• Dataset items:
----

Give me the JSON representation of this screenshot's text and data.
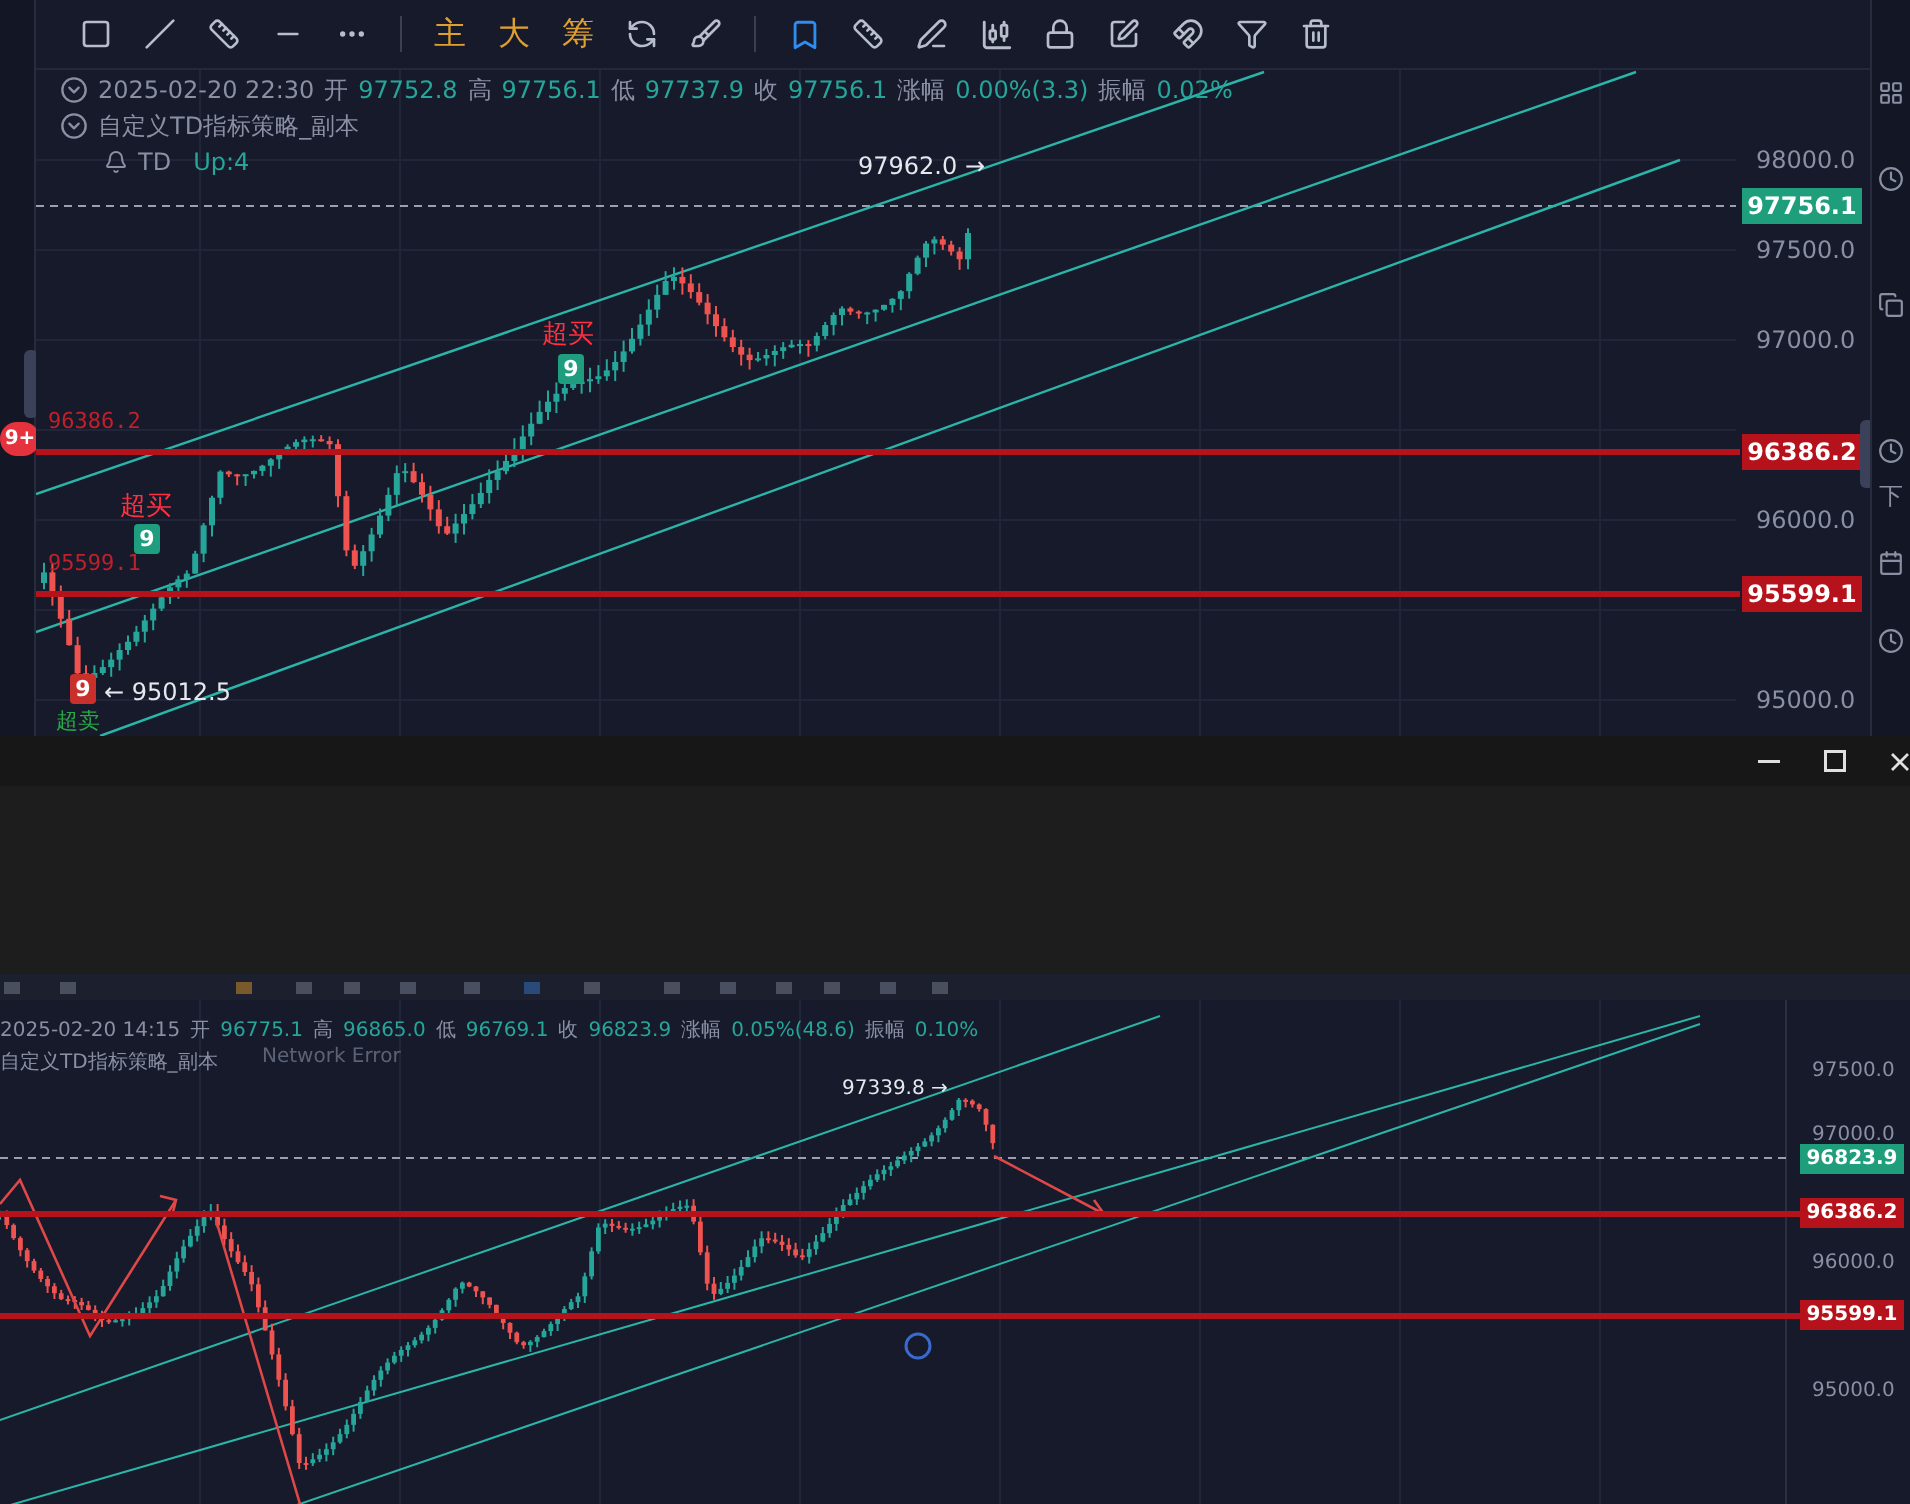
{
  "top_chart": {
    "toolbar": {
      "text_buttons": [
        "主",
        "大",
        "筹"
      ]
    },
    "bar_info": {
      "time": "2025-02-20 22:30",
      "fields": [
        {
          "label": "开",
          "value": "97752.8"
        },
        {
          "label": "高",
          "value": "97756.1"
        },
        {
          "label": "低",
          "value": "97737.9"
        },
        {
          "label": "收",
          "value": "97756.1"
        },
        {
          "label": "涨幅",
          "value": "0.00%(3.3)"
        },
        {
          "label": "振幅",
          "value": "0.02%"
        }
      ]
    },
    "indicator": "自定义TD指标策略_副本",
    "td": {
      "label": "TD",
      "status": "Up:4"
    },
    "price_axis": [
      "98000.0",
      "97500.0",
      "97000.0",
      "96000.0",
      "95000.0"
    ],
    "current_price": "97756.1",
    "levels": [
      {
        "label": "96386.2",
        "tag": "96386.2"
      },
      {
        "label": "95599.1",
        "tag": "95599.1"
      }
    ],
    "high_label": "97962.0 →",
    "low_label": "← 95012.5",
    "signals": [
      {
        "kind": "overbought",
        "text": "超买",
        "count": "9"
      },
      {
        "kind": "overbought",
        "text": "超买",
        "count": "9"
      },
      {
        "kind": "oversold",
        "text": "超卖",
        "count": "9"
      }
    ],
    "alert_badge": "9+",
    "sidebar_text": "下"
  },
  "bottom_chart": {
    "bar_info": {
      "time": "2025-02-20 14:15",
      "fields": [
        {
          "label": "开",
          "value": "96775.1"
        },
        {
          "label": "高",
          "value": "96865.0"
        },
        {
          "label": "低",
          "value": "96769.1"
        },
        {
          "label": "收",
          "value": "96823.9"
        },
        {
          "label": "涨幅",
          "value": "0.05%(48.6)"
        },
        {
          "label": "振幅",
          "value": "0.10%"
        }
      ]
    },
    "indicator": "自定义TD指标策略_副本",
    "status": "Network Error",
    "price_axis": [
      "97500.0",
      "97000.0",
      "96000.0",
      "95000.0"
    ],
    "current_price": "96823.9",
    "levels": [
      {
        "tag": "96386.2"
      },
      {
        "tag": "95599.1"
      }
    ],
    "high_label": "97339.8 →"
  }
}
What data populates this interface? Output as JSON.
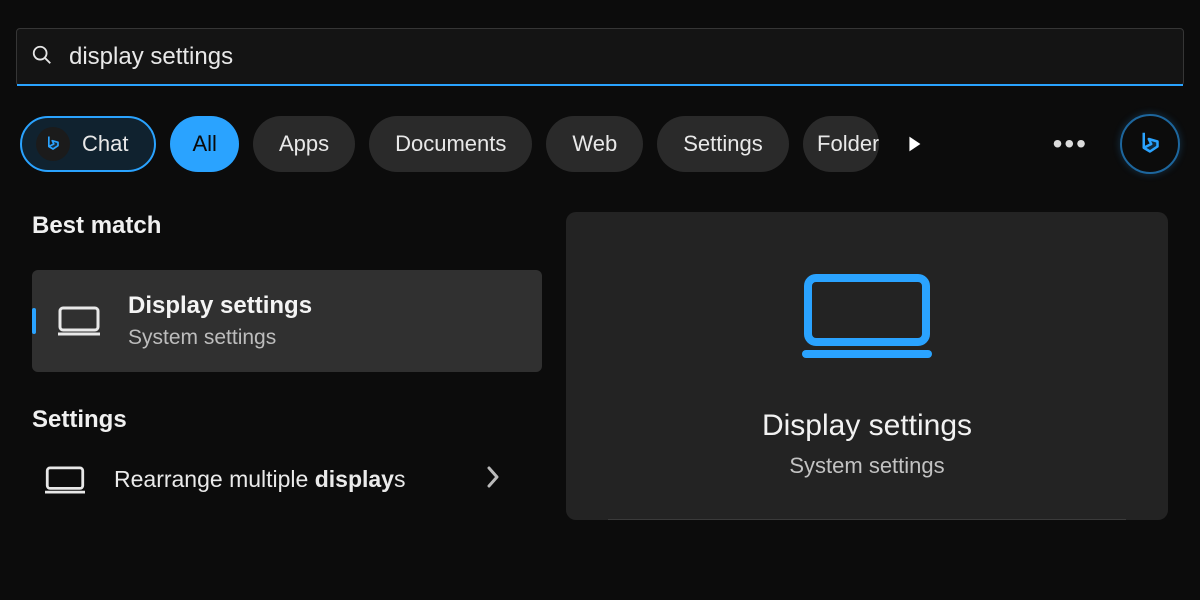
{
  "search": {
    "value": "display settings"
  },
  "filters": {
    "chat": "Chat",
    "all": "All",
    "apps": "Apps",
    "documents": "Documents",
    "web": "Web",
    "settings": "Settings",
    "folders": "Folders"
  },
  "sections": {
    "best_match": "Best match",
    "settings": "Settings"
  },
  "results": {
    "best": {
      "title": "Display settings",
      "subtitle": "System settings"
    },
    "settings_items": [
      {
        "prefix": "Rearrange multiple ",
        "bold": "display",
        "suffix": "s"
      }
    ]
  },
  "detail": {
    "title": "Display settings",
    "subtitle": "System settings"
  }
}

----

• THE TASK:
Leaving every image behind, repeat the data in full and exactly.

• FINISHED TASK:
Give me the JSON representation of this screenshot's text and data.
{
  "top_chart": {
    "toolbar": {
      "text_buttons": [
        "主",
        "大",
        "筹"
      ]
    },
    "bar_info": {
      "time": "2025-02-20 22:30",
      "fields": [
        {
          "label": "开",
          "value": "97752.8"
        },
        {
          "label": "高",
          "value": "97756.1"
        },
        {
          "label": "低",
          "value": "97737.9"
        },
        {
          "label": "收",
          "value": "97756.1"
        },
        {
          "label": "涨幅",
          "value": "0.00%(3.3)"
        },
        {
          "label": "振幅",
          "value": "0.02%"
        }
      ]
    },
    "indicator": "自定义TD指标策略_副本",
    "td": {
      "label": "TD",
      "status": "Up:4"
    },
    "price_axis": [
      "98000.0",
      "97500.0",
      "97000.0",
      "96000.0",
      "95000.0"
    ],
    "current_price": "97756.1",
    "levels": [
      {
        "label": "96386.2",
        "tag": "96386.2"
      },
      {
        "label": "95599.1",
        "tag": "95599.1"
      }
    ],
    "high_label": "97962.0 →",
    "low_label": "← 95012.5",
    "signals": [
      {
        "kind": "overbought",
        "text": "超买",
        "count": "9"
      },
      {
        "kind": "overbought",
        "text": "超买",
        "count": "9"
      },
      {
        "kind": "oversold",
        "text": "超卖",
        "count": "9"
      }
    ],
    "alert_badge": "9+",
    "sidebar_text": "下"
  },
  "bottom_chart": {
    "bar_info": {
      "time": "2025-02-20 14:15",
      "fields": [
        {
          "label": "开",
          "value": "96775.1"
        },
        {
          "label": "高",
          "value": "96865.0"
        },
        {
          "label": "低",
          "value": "96769.1"
        },
        {
          "label": "收",
          "value": "96823.9"
        },
        {
          "label": "涨幅",
          "value": "0.05%(48.6)"
        },
        {
          "label": "振幅",
          "value": "0.10%"
        }
      ]
    },
    "indicator": "自定义TD指标策略_副本",
    "status": "Network Error",
    "price_axis": [
      "97500.0",
      "97000.0",
      "96000.0",
      "95000.0"
    ],
    "current_price": "96823.9",
    "levels": [
      {
        "tag": "96386.2"
      },
      {
        "tag": "95599.1"
      }
    ],
    "high_label": "97339.8 →"
  }
}
What data populates this interface? Output as JSON.
{
  "search": {
    "value": "display settings"
  },
  "filters": {
    "chat": "Chat",
    "all": "All",
    "apps": "Apps",
    "documents": "Documents",
    "web": "Web",
    "settings": "Settings",
    "folders": "Folders"
  },
  "sections": {
    "best_match": "Best match",
    "settings": "Settings"
  },
  "results": {
    "best": {
      "title": "Display settings",
      "subtitle": "System settings"
    },
    "settings_items": [
      {
        "prefix": "Rearrange multiple ",
        "bold": "display",
        "suffix": "s"
      }
    ]
  },
  "detail": {
    "title": "Display settings",
    "subtitle": "System settings"
  }
}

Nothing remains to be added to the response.